The move drew fire from Democratic Town Supervisor Laura Gillen, who released a statement the same day criticizing the move as a patronage hire that would pull D’Esposito, a republican from Island Park, away from serving his constituents. “It is wholly unethical and a clear conflict of interest for Councilman D'Esposito to continue serving in his elected capacity while he accepts a plum, six-figure patronage job from his political party,” the statement read, and called on him to either refuse the new position or vacate his council seat.
D’Esposito in a phone interview said that, historically, town council positions have always been considered part-time. “Other people [on the board] have full-time jobs,” he said. “This isn’t different from anyone else who has served.”
He released his own statement Tuesday afternoon in response, denying Gillen’s accusation. “To be clear, there is no conflict of interest between my position as a Hempstead town councilman and my new unrelated role in ensuring the security of voting system in the county,” it read, adding that he would recuse himself from any town council matters that involved the board.

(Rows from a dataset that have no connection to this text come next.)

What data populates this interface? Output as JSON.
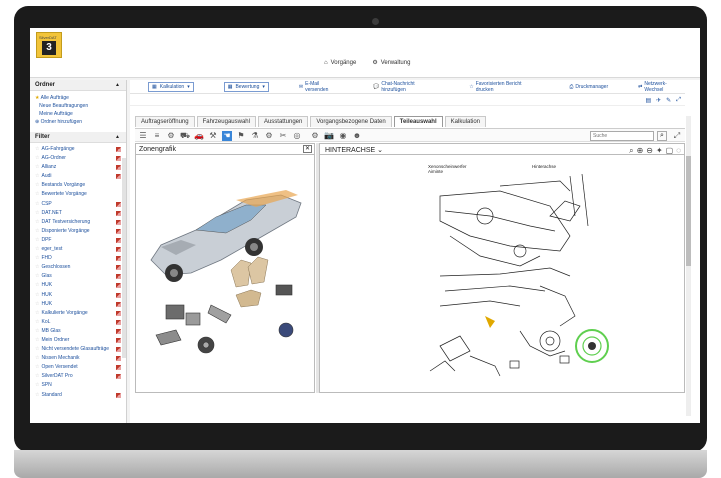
{
  "app": {
    "logo_top": "SilverDAT",
    "logo_number": "3"
  },
  "topnav": {
    "vorgaenge": "Vorgänge",
    "verwaltung": "Verwaltung"
  },
  "sidebar": {
    "ordner_title": "Ordner",
    "ordner_items": [
      "Alle Aufträge",
      "Neue Beauftragungen",
      "Meine Aufträge",
      "Ordner hinzufügen"
    ],
    "filter_title": "Filter",
    "filter_items": [
      "AG-Fahrgänge",
      "AG-Ordner",
      "Allianz",
      "Audi",
      "Bestands Vorgänge",
      "Bewertete Vorgänge",
      "CSP",
      "DAT.NET",
      "DAT Testversicherung",
      "Disponierte Vorgänge",
      "DPF",
      "eger_test",
      "FHD",
      "Geschlossen",
      "Glas",
      "HUK",
      "HUK",
      "HUK",
      "Kalkulierte Vorgänge",
      "KoL",
      "MB Glas",
      "Mein Ordner",
      "Nicht versendete Glasaufträge",
      "Nissen Mechanik",
      "Open Versendet",
      "SilverDAT Pro",
      "SPN",
      "Standard"
    ]
  },
  "actionbar": {
    "kalkulation": "Kalkulation",
    "bewertung": "Bewertung",
    "email": "E-Mail versenden",
    "chat": "Chat-Nachricht hinzufügen",
    "favoriten": "Favorisierten Bericht drucken",
    "druckmanager": "Druckmanager",
    "netzwerk": "Netzwerk-Wechsel"
  },
  "tabs": [
    "Auftragseröffnung",
    "Fahrzeugauswahl",
    "Ausstattungen",
    "Vorgangsbezogene Daten",
    "Teileauswahl",
    "Kalkulation"
  ],
  "active_tab": "Teileauswahl",
  "search": {
    "placeholder": "Suche"
  },
  "left_pane": {
    "title": "Zonengrafik"
  },
  "right_pane": {
    "group_selected": "HINTERACHSE",
    "diagram_labels": [
      "Xenonscheinwerfer Aiminte",
      "Hinterachse"
    ]
  },
  "colors": {
    "accent_blue": "#3a86d8",
    "link_blue": "#1c4f9c",
    "logo_yellow": "#f2c43a",
    "highlight_green": "#5fcf4f"
  }
}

D’Esposito’s announcement came as he also signaled that he would soon retire from the NYPD after 12 years on the force. He had been on unpaid leave from the department since his February 2016 appointment to the town council position vacated by former Supervisor Anthony Santino. Santino was later unseated in an electoral upset by Gillen last November.
D’Esposito said he would defer the collection of his pension from the NYPD, and that he was in the process of working to receive health benefits through the department’s Detectives’ Endowment Association labor union.
In describing his new position, D’Esposito said it entailed conducting threat assessments, and looking for ways to harden the security infrastructure at various polling sites across Nassau County.
“The viability of our electoral process, as well as the sanctity of voting data, demands vigilance and competence in the areas of public safety, cyber security and investigations now more than ever before,” D’Esposito said in a statement. “My work as a detective in the New York City Police Department has prepared me well to assist the Nassau County Board of Elections as it confronts new safety and security challenges.”